### Your assignment
Below are records; copy every line among them that contains the word "title".

### Data to process
+ + + + + + +
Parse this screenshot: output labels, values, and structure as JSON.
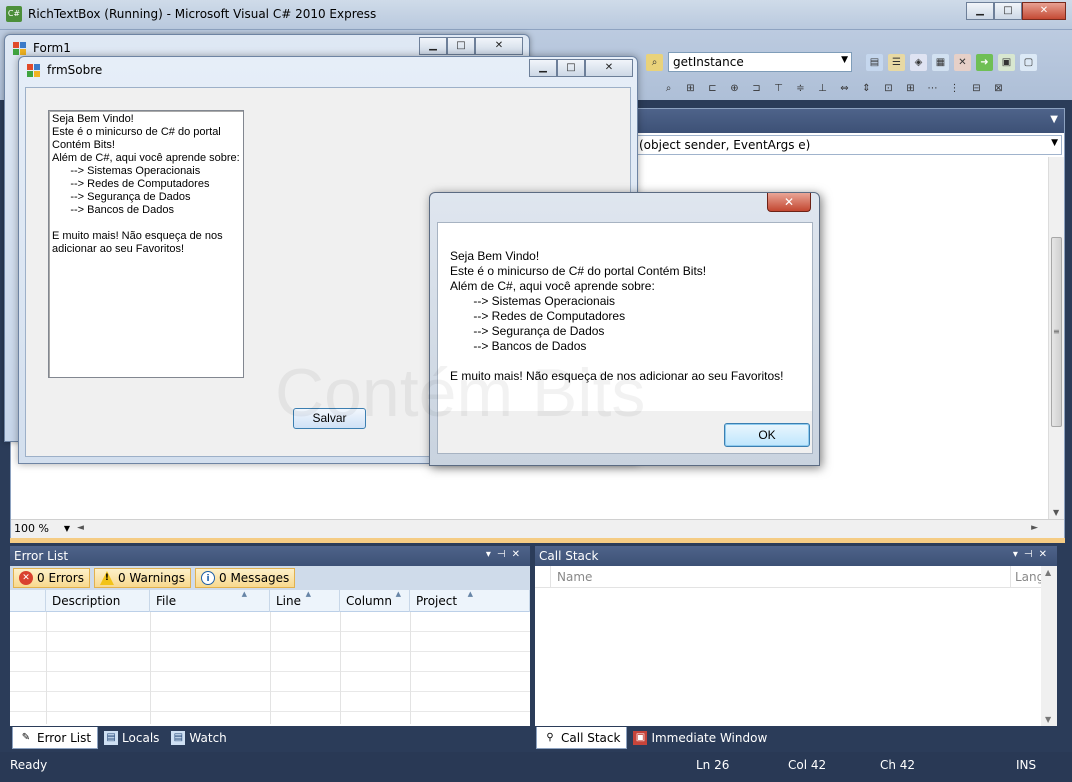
{
  "vs_window": {
    "title": "RichTextBox (Running) - Microsoft Visual C# 2010 Express",
    "app_icon_label": "C#",
    "buttons": {
      "minimize": "▁",
      "maximize": "□",
      "close": "✕"
    }
  },
  "toolbar": {
    "find_combo_value": "getInstance"
  },
  "editor": {
    "member_combo_value": "(object sender, EventArgs e)",
    "zoom": "100 %"
  },
  "error_list": {
    "title": "Error List",
    "errors_label": "0 Errors",
    "warnings_label": "0 Warnings",
    "messages_label": "0 Messages",
    "columns": [
      "",
      "Description",
      "File",
      "Line",
      "Column",
      "Project"
    ]
  },
  "call_stack": {
    "title": "Call Stack",
    "columns": [
      "Name",
      "Lang"
    ]
  },
  "bottom_tabs_left": [
    "Error List",
    "Locals",
    "Watch"
  ],
  "bottom_tabs_right": [
    "Call Stack",
    "Immediate Window"
  ],
  "status_bar": {
    "state": "Ready",
    "ln": "Ln 26",
    "col": "Col 42",
    "ch": "Ch 42",
    "mode": "INS"
  },
  "form1": {
    "title": "Form1"
  },
  "frmsobre": {
    "title": "frmSobre",
    "richtext": "Seja Bem Vindo!\nEste é o minicurso de C# do portal\nContém Bits!\nAlém de C#, aqui você aprende sobre:\n      --> Sistemas Operacionais\n      --> Redes de Computadores\n      --> Segurança de Dados\n      --> Bancos de Dados\n\nE muito mais! Não esqueça de nos\nadicionar ao seu Favoritos!",
    "save_label": "Salvar"
  },
  "msgbox": {
    "message": "Seja Bem Vindo!\nEste é o minicurso de C# do portal Contém Bits!\nAlém de C#, aqui você aprende sobre:\n       --> Sistemas Operacionais\n       --> Redes de Computadores\n       --> Segurança de Dados\n       --> Bancos de Dados\n\nE muito mais! Não esqueça de nos adicionar ao seu Favoritos!",
    "ok_label": "OK",
    "close_label": "✕",
    "watermark": "Contém Bits"
  }
}
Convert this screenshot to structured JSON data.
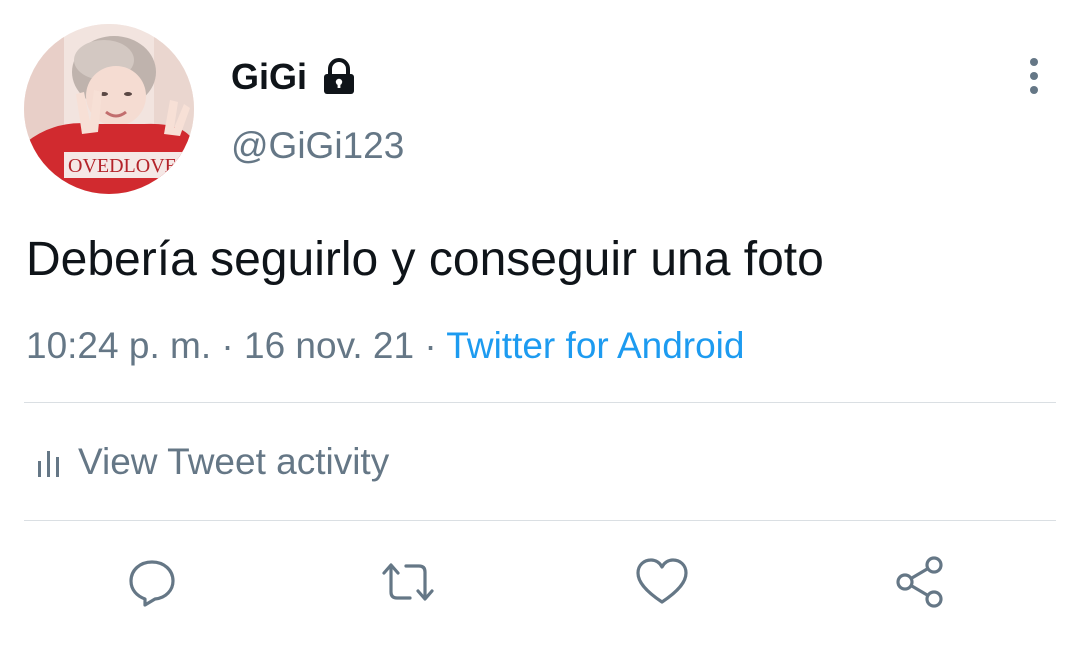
{
  "user": {
    "display_name": "GiGi",
    "handle": "@GiGi123",
    "protected_icon": "lock-icon",
    "avatar_shirt_text": "OVEDLOVE"
  },
  "tweet": {
    "text": "Debería seguirlo y conseguir una foto",
    "time": "10:24 p. m.",
    "separator": "·",
    "date": "16 nov. 21",
    "source": "Twitter for Android"
  },
  "activity": {
    "label": "View Tweet activity",
    "icon": "bar-chart-icon"
  },
  "actions": {
    "reply_icon": "reply-icon",
    "retweet_icon": "retweet-icon",
    "like_icon": "heart-icon",
    "share_icon": "share-icon"
  },
  "colors": {
    "text_primary": "#0f1419",
    "text_secondary": "#657786",
    "link": "#1d9bf0",
    "divider": "#dadfe3"
  }
}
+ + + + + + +
### Task solution
    "title": "RichTextBox (Running) - Microsoft Visual C# 2010 Express",
    "title": "Error List",
    "title": "Call Stack",
    "title": "Form1"
    "title": "frmSobre",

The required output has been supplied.